OH MY GOD, I LOVE TO STAND AND BE RECOGNIZED AS A VET! Yes, I’m extremely proud that I served my country…but I also dig that I’m one of the few…and sometimes the only…woman who’s standing. The look on my face is a combination of pride and how-cool-am-I-?!
The day-to-day of my military service was awesome. I have great stories from my bootcamp experience. I learned a ton about the world of work. I experienced first hand what it means to be a leader and a follower in all the best sense of those two words.
But as proud as I am of my service and as grateful as I am for what I learned, I haven’t shared a lot of stories about my military experience in my keynote speeches. My colleagues in the Georgia Chapter of the National Speakers Association
ask me “Why aren’t you talking about your military experience in your speeches, Kelly?” They can’t believe that I’d leave out such a big part of my life and an aspect that differentiates myself from other speakers. Why haven’t I been sharing my stories? Because they weren’t badass enough.
Not Bad@$$ Enough
When you think of military service, what do you think of? Weapons? Combat?
I was in the Navy. What do you think of now? Ships? Airplanes?
None of those words are part of my military experience. My Navy service was pretty boring. My jobs were primarily human resources positions. No offense to the HR folks reading this, but military service doesn’t sound so sexy when you spend it doing human resources work.

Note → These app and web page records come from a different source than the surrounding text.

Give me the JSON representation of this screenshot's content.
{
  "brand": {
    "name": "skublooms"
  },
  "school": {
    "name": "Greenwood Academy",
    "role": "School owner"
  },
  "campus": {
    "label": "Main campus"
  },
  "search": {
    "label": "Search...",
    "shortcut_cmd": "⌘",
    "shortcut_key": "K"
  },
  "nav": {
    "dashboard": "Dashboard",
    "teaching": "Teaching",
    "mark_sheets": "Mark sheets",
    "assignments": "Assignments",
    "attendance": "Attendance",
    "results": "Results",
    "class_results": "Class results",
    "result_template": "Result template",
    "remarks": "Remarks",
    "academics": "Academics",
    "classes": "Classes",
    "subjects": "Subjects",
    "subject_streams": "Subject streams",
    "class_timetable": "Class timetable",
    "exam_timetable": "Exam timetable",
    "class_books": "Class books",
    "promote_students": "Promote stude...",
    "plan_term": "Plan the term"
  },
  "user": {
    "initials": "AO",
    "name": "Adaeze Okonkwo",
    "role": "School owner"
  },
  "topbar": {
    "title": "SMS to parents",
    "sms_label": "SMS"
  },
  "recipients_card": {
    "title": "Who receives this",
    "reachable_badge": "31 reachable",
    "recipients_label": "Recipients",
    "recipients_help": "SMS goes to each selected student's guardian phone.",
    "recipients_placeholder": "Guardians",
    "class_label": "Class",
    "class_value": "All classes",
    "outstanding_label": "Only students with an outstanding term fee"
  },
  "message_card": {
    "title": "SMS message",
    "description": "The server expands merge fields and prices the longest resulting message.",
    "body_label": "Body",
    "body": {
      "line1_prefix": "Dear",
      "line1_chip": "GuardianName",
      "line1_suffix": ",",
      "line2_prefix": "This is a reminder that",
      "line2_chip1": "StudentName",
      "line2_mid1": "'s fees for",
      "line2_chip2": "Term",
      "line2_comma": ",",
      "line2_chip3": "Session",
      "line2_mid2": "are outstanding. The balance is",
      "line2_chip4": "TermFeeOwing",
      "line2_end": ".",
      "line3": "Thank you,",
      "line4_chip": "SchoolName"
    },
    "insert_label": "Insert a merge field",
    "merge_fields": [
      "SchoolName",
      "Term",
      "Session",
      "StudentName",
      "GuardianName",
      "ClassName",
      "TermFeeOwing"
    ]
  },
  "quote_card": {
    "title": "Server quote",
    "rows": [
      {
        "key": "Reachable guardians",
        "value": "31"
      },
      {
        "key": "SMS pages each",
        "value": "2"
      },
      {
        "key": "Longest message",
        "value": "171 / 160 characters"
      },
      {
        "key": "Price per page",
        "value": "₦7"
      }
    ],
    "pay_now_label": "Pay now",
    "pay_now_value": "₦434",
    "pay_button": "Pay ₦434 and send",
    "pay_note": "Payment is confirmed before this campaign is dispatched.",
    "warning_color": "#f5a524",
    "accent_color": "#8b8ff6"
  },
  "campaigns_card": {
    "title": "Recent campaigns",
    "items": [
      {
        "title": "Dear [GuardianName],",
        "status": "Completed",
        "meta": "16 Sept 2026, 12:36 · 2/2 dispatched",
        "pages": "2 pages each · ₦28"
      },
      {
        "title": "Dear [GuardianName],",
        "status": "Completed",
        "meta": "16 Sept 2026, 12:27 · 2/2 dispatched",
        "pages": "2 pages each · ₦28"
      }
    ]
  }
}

When Desert Storm started, one of my neighbors asked me if I’d be deployed. My reply was, “Only if they want me to inflict severe paper cuts.” For a military officer, my job wasn’t very badass.
Are You Not Bad@$$ Enough?
Isn’t that true of a lot of us? Don’t we sometimes feel like someone else has the sexy, glamorous jobs? Don’t we sometimes think, “That department has it made,” or “It would be easy for me to love my job if only I worked for Google?”
Regardless of where you find yourself, whether through design or through dumb luck, recognize that your job makes a difference. The job wouldn’t exist if it weren’t important in some way. Every day you can make a positive impact on the people you work with and the customers you serve.
Make a Difference Where You’re At
I was a good Naval officer and a good leader. I took my job seriously and worked with my people so we could all do our jobs to the best of our abilities. We did a dang good job taking care of people’s pay records, getting their travel claims processed, updating their personnel files so they could sit for rating exams, completing their recruitment paperwork, finding the medical professionals who would treat military personnel, and on and on. The people in the high profile military jobs needed the work we did so they could do their jobs.
How do you make a difference where you’re at? How does your role play into the bigger part that is the mission of your organization? We all have our parts to play. And when we play them to the best of our ability, we help everyone win.
Rock Your Unglamorous Work!
Go forth and take pride in your less than sexy work! Plaster on your own how-cool-am-I-? face. Recognize your self-worth! Know that what you do matters!!!
Kelly Vandever is a leadership and communications expert who helps leaders and organizations thrive in today’s attention-deficit, entertain-me-now, wait-while-I-post-that-on-Facebook world. Connect with Kelly and discover how being professionally human can bring you better business results.
Contact Kelly by phone at 770-597-1108, email her or tweet her @KellyVandever.